Skip to main content

Research Repository

Advanced Search

"Lines of Light": Poetic Variations in Wordsworth, Byron, and Shelley.'

Sandy, Mark

"Lines of Light": Poetic Variations in Wordsworth, Byron, and Shelley.' Thumbnail



Recognising the importance of Wordsworth's sense of nascent light (elegised in his ‘Ode: Intimations of Immortality’), the essay traces how influential this idea was on later Romantic poetic treatments of light. Wordsworth's qualitative distinction between the ‘fountain light of all our day’ and the ‘light of common day’ reveals his alertness to the revelatory and blinding effects of light and establishes the terms of Byron's and Shelley's imaginative engagement with the transformative aspects of light in their depiction of Italian cityscapes and coastal scenes. This transformative quality of light, for Byron and Shelley, is inextricable from those utopian aspirations to recapture future edenic states, which are configured in terms that consign such future idylls to the irrecoverable past.

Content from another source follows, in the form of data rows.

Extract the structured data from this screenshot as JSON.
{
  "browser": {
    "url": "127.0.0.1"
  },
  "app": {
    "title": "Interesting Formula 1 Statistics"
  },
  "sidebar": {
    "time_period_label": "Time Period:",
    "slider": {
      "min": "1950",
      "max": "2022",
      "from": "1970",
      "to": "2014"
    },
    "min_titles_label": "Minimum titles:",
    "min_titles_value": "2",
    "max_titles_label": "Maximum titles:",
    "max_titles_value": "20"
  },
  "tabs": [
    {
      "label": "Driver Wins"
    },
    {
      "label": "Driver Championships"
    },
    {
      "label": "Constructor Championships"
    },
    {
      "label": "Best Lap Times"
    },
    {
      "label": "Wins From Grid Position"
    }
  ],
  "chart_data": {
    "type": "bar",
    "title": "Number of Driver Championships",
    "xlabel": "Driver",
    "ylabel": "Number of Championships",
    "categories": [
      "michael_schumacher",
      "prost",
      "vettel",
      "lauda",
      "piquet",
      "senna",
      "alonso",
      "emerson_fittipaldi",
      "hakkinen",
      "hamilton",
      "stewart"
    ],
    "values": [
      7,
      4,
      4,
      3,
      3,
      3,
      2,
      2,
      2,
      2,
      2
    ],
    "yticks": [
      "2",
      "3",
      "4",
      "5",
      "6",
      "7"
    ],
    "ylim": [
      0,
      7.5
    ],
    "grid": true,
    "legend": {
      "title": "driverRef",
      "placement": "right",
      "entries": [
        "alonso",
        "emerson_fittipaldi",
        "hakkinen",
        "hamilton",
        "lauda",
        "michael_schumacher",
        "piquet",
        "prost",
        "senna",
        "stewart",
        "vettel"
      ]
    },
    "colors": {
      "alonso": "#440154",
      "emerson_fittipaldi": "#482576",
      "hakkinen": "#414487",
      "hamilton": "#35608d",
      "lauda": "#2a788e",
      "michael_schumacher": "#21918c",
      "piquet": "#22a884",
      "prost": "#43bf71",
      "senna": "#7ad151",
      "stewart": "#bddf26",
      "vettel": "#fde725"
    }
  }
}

Finally, Shelley's The Triumph of Life is read as avowing an apocalyptic, rather than transformative, light whose ‘severe excess’ is still reimagined in terms familiar to the reader of Wordsworth's ‘Ode’.


Sandy, M. (2016). "Lines of Light": Poetic Variations in Wordsworth, Byron, and Shelley.'. Romanticism, 22(3), 260-268.

Journal Article Type Article
Online Publication Date Sep 1, 2016
Publication Date Oct 1, 2016
Deposit Date Oct 5, 2016
Publicly Available Date Oct 5, 2016
Journal Romanticism
Print ISSN 1354-991X
Electronic ISSN 1750-0192
Publisher Edinburgh University Press
Peer Reviewed Peer Reviewed
Volume 22
Issue 3
Pages 260-268


You might also like

Downloadable Citations